Yet figures compiled by the Heritage Foundation tell a different tale, noting that the top fifth of income earners saw their share of taxation increase from 81.2% in 2000 to 86.3% in 2006 – on only 55.7% of total income. Even under the Bush tax cuts panned by Democrats as “tax cuts for the rich” the high income earners as a whole shared far more than they made. While either of the proposed alternative methods of taxation would still come down harder on those who make large salaries, they wouldn’t tend to single producers out for punishment.

This fairer, flatter approach to taxation, though, flies in the face of a governmental philosophy that exists to redistribute wealth and thousands of lobbyists who make their living pitching new regulations and tax code designed to benefit those who stroke their checks at the expense of business competitors or political opponents. These are the people who are perfectly happy to maintain a complicated, unfair system where its sheer complexity bullies taxpayers into not taking every allowable deduction and where errant filers are guilty until proven innocent.
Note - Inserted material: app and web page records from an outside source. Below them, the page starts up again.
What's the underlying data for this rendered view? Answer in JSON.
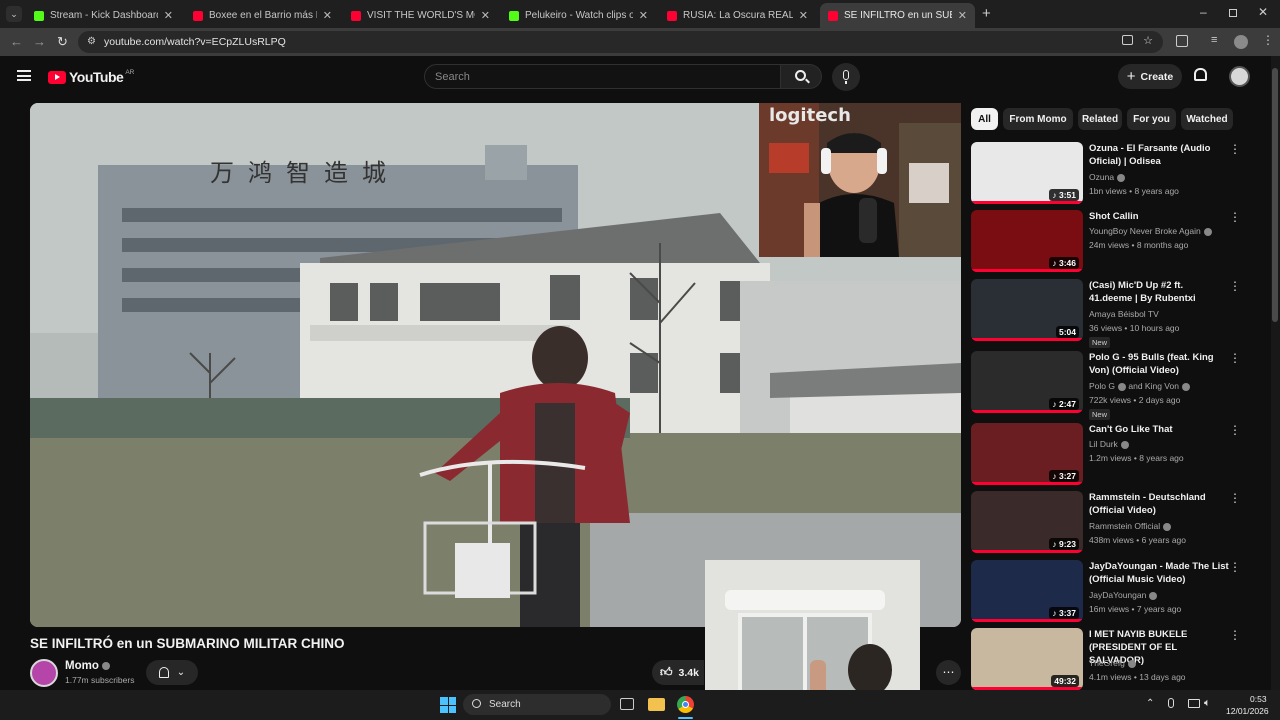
{
  "browser": {
    "tabs": [
      {
        "title": "Stream - Kick Dashboard",
        "fav_color": "#53fc18"
      },
      {
        "title": "Boxee en el Barrio más Peligros",
        "fav_color": "#ff0033"
      },
      {
        "title": "VISIT THE WORLD'S MOST HU",
        "fav_color": "#ff0033"
      },
      {
        "title": "Pelukeiro - Watch clips on Kick",
        "fav_color": "#53fc18"
      },
      {
        "title": "RUSIA: La Oscura REALIDAD de",
        "fav_color": "#ff0033"
      },
      {
        "title": "SE INFILTRÓ en un SUBMARINC",
        "fav_color": "#ff0033"
      }
    ],
    "url": "youtube.com/watch?v=ECpZLUsRLPQ"
  },
  "youtube": {
    "logo_text": "YouTube",
    "region": "AR",
    "search_placeholder": "Search",
    "create_label": "Create"
  },
  "filters": [
    "All",
    "From Momo",
    "Related",
    "For you",
    "Watched"
  ],
  "recommendations": [
    {
      "title": "Ozuna - El Farsante (Audio Oficial) | Odisea",
      "channel": "Ozuna",
      "verified": true,
      "meta": "1bn views • 8 years ago",
      "duration": "3:51",
      "music": true,
      "new": false,
      "thumb": "#e8e8e8"
    },
    {
      "title": "Shot Callin",
      "channel": "YoungBoy Never Broke Again",
      "verified": true,
      "meta": "24m views • 8 months ago",
      "duration": "3:46",
      "music": true,
      "new": false,
      "thumb": "#7a0d12"
    },
    {
      "title": "(Casi) Mic'D Up #2 ft. 41.deeme | By Rubentxi",
      "channel": "Amaya Béisbol TV",
      "verified": false,
      "meta": "36 views • 10 hours ago",
      "duration": "5:04",
      "music": false,
      "new": true,
      "thumb": "#2a2f36"
    },
    {
      "title": "Polo G - 95 Bulls (feat. King Von) (Official Video)",
      "channel": "Polo G",
      "channel2": "and King Von",
      "verified": true,
      "meta": "722k views • 2 days ago",
      "duration": "2:47",
      "music": true,
      "new": true,
      "thumb": "#2b2b2b"
    },
    {
      "title": "Can't Go Like That",
      "channel": "Lil Durk",
      "verified": true,
      "meta": "1.2m views • 8 years ago",
      "duration": "3:27",
      "music": true,
      "new": false,
      "thumb": "#6b1e22"
    },
    {
      "title": "Rammstein - Deutschland (Official Video)",
      "channel": "Rammstein Official",
      "verified": true,
      "meta": "438m views • 6 years ago",
      "duration": "9:23",
      "music": true,
      "new": false,
      "thumb": "#3a2a2a"
    },
    {
      "title": "JayDaYoungan - Made The List (Official Music Video)",
      "channel": "JayDaYoungan",
      "verified": true,
      "meta": "16m views • 7 years ago",
      "duration": "3:37",
      "music": true,
      "new": false,
      "thumb": "#1d2a4a"
    },
    {
      "title": "I MET NAYIB BUKELE (PRESIDENT OF EL SALVADOR)",
      "channel": "TheGrefg",
      "verified": true,
      "meta": "4.1m views • 13 days ago",
      "duration": "49:32",
      "music": false,
      "new": false,
      "thumb": "#c9b8a0"
    }
  ],
  "video": {
    "title": "SE INFILTRÓ en un SUBMARINO MILITAR CHINO",
    "channel": "Momo",
    "subscribers": "1.77m subscribers",
    "likes": "3.4k",
    "overlay_sign": "万鸿智造城",
    "webcam_brand": "logitech"
  },
  "taskbar": {
    "search_placeholder": "Search",
    "time": "0:53",
    "date": "12/01/2026"
  }
}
It’s a system long overdue for fundamental change, and soon we’ll have the opportunity to elect politicians with the spine to undertake it.

Michael Swartz, an architect and writer who lives in rural Maryland, is a Liberty Features Syndicated writer.

This effort for Liberty Features cleared February 4th.